• _DATA PROVIDED_:
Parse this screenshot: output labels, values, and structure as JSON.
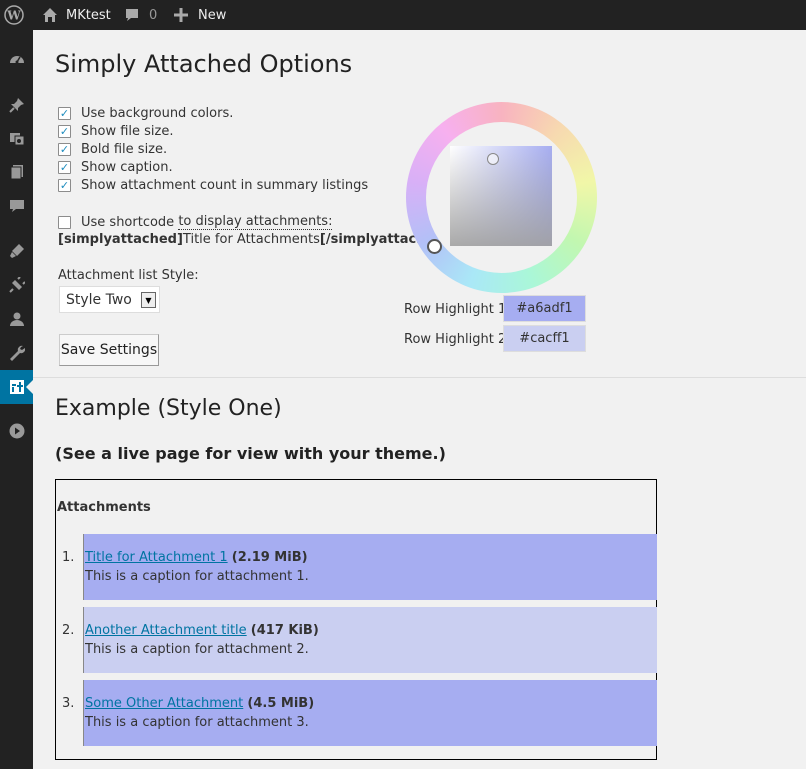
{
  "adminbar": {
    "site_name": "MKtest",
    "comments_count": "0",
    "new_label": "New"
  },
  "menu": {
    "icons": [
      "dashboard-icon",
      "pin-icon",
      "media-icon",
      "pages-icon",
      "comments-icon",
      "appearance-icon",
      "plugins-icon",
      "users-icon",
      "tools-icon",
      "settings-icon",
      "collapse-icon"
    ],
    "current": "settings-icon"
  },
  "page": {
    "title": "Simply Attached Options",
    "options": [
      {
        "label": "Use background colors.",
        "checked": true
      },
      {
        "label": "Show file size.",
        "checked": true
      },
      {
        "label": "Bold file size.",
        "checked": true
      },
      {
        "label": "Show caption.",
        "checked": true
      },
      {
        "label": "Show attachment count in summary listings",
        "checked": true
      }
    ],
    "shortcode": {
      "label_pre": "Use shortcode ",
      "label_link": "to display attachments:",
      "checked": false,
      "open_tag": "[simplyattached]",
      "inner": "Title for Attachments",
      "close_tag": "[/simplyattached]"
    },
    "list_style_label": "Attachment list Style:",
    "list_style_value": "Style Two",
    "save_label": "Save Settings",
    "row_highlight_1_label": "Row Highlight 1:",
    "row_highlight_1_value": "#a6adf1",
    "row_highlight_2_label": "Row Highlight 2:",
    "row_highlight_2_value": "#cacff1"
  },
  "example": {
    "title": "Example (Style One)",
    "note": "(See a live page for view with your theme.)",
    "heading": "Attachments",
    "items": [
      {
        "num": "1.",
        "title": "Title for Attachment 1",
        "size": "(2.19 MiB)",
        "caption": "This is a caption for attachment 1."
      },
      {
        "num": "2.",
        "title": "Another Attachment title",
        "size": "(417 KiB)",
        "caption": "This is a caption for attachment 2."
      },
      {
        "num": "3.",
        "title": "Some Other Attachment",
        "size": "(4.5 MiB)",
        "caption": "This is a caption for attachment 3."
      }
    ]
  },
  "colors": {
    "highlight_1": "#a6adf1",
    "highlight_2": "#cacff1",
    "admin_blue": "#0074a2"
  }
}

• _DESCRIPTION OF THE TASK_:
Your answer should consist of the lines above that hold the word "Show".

• _FINAL ANSWER_:
        "label": "Show file size.",
        "label": "Show caption.",
        "label": "Show attachment count in summary listings",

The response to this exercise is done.